Start of RECORDS FOR THE TASK

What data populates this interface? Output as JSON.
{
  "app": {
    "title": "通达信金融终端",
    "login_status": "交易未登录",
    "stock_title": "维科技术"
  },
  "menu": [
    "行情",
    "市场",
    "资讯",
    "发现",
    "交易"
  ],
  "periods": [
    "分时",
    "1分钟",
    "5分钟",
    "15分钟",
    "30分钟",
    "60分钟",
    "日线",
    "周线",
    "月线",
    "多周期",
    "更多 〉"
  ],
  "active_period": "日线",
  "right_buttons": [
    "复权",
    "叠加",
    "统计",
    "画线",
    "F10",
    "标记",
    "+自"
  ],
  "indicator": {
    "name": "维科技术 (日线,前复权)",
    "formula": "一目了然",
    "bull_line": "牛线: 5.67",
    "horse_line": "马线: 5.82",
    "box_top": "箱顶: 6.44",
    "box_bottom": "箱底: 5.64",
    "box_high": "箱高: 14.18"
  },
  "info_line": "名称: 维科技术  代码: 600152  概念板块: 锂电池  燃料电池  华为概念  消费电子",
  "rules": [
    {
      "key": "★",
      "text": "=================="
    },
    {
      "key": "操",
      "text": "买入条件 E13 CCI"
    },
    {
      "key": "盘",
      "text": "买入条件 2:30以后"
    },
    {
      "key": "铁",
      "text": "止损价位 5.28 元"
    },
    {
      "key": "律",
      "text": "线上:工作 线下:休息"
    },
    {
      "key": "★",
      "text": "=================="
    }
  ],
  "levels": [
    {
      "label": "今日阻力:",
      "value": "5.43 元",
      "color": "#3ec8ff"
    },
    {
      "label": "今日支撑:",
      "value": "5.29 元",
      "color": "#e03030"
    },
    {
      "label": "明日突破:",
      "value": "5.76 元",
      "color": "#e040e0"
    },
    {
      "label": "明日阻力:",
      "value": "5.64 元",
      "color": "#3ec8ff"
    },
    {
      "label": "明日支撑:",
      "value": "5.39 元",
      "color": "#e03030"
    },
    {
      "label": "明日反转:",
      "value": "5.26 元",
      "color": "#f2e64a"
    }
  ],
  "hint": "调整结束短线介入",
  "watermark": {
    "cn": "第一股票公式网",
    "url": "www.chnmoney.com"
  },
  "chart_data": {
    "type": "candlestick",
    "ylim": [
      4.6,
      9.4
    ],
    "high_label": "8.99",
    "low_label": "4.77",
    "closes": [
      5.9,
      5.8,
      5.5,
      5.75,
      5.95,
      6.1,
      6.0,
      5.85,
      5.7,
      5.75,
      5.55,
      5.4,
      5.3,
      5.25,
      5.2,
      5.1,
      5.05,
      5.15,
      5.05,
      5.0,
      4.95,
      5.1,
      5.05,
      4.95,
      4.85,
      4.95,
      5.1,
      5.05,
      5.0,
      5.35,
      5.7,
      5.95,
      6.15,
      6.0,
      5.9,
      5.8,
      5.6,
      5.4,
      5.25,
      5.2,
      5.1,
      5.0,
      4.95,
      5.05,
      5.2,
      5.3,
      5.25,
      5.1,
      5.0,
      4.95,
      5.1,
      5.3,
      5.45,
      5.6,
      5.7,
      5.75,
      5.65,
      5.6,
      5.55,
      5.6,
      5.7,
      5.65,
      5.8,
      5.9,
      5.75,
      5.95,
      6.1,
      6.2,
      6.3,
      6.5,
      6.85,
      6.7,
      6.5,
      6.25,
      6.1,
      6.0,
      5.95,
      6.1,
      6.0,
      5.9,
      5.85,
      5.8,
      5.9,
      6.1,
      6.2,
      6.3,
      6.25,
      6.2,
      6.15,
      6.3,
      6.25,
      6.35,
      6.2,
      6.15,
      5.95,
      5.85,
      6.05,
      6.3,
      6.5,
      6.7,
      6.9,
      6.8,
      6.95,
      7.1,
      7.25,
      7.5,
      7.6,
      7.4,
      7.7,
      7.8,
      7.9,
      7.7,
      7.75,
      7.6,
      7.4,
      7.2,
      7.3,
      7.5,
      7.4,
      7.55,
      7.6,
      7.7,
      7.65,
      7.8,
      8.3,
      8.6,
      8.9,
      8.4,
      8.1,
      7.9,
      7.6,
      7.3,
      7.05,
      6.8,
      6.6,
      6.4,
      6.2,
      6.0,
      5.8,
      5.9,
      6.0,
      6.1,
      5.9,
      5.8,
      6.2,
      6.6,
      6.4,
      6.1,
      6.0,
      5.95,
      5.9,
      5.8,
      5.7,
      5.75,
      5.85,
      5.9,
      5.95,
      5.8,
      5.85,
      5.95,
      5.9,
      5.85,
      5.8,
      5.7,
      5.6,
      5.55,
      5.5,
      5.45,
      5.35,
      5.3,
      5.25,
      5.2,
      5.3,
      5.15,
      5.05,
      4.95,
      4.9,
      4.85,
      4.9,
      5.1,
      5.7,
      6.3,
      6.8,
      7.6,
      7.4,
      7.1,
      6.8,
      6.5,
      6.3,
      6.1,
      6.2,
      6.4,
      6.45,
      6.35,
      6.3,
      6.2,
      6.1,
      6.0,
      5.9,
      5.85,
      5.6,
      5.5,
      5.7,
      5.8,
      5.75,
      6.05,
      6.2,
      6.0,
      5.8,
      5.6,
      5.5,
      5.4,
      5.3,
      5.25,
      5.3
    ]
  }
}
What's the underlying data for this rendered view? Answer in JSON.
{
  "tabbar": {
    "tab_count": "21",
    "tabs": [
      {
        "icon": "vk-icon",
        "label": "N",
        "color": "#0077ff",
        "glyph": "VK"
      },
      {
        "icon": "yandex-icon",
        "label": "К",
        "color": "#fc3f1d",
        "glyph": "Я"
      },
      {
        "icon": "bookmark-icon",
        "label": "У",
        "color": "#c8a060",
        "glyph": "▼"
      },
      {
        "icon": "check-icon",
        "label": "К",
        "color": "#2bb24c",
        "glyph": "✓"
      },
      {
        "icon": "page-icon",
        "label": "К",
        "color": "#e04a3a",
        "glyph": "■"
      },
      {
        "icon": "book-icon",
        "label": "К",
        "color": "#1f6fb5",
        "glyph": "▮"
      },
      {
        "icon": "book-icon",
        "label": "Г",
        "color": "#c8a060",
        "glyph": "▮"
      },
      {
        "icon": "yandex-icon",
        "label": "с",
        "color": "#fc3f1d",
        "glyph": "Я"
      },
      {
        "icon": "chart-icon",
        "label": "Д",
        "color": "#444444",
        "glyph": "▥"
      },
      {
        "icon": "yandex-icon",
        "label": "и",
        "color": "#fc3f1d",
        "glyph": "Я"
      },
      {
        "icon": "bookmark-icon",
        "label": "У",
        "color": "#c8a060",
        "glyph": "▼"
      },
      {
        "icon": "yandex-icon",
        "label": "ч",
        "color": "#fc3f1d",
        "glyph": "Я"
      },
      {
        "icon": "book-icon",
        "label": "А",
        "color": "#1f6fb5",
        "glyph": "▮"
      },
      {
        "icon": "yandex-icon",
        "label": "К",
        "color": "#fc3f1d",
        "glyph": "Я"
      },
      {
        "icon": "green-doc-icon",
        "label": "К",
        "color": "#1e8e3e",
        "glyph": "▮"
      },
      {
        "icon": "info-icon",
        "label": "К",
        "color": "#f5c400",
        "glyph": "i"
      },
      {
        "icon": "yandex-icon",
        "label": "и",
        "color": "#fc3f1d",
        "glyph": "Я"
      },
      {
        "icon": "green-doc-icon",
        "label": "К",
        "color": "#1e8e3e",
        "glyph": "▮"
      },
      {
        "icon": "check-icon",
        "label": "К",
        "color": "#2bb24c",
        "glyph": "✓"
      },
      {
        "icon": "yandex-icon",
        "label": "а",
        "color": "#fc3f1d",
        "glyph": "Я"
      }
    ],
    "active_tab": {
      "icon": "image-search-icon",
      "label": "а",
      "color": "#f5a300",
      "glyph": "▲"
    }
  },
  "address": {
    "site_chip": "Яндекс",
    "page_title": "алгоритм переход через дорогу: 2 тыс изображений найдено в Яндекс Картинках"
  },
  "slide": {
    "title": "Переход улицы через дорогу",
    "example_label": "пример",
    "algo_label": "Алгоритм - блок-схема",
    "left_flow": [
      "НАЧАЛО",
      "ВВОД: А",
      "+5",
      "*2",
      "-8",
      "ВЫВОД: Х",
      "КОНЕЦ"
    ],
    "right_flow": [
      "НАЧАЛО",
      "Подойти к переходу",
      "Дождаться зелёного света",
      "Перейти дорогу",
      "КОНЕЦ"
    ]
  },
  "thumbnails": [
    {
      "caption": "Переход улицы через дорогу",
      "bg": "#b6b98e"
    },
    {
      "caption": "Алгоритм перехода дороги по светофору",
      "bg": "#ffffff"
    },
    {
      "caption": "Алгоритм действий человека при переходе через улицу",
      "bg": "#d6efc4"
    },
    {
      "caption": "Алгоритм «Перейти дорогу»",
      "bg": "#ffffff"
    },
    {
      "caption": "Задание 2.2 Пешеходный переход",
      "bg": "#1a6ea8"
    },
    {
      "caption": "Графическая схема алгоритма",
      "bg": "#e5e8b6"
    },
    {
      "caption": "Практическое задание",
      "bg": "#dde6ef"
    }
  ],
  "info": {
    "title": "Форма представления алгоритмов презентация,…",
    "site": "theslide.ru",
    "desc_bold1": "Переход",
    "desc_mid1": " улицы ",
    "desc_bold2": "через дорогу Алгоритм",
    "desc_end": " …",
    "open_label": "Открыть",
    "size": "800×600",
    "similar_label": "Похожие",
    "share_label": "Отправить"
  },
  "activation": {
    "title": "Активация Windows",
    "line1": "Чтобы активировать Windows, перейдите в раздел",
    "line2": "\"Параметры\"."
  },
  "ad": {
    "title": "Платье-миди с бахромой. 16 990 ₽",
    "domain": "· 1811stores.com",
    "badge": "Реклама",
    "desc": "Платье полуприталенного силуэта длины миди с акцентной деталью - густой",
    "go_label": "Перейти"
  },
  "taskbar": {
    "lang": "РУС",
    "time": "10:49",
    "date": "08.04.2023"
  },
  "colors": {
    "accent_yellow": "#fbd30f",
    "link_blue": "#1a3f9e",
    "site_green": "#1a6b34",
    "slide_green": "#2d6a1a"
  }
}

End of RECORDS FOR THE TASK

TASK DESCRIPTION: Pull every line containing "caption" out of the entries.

EXERCISE SOLUTION:
      "caption": "Переход улицы через дорогу",
      "caption": "Алгоритм перехода дороги по светофору",
      "caption": "Алгоритм действий человека при переходе через улицу",
      "caption": "Алгоритм «Перейти дорогу»",
      "caption": "Задание 2.2 Пешеходный переход",
      "caption": "Графическая схема алгоритма",
      "caption": "Практическое задание",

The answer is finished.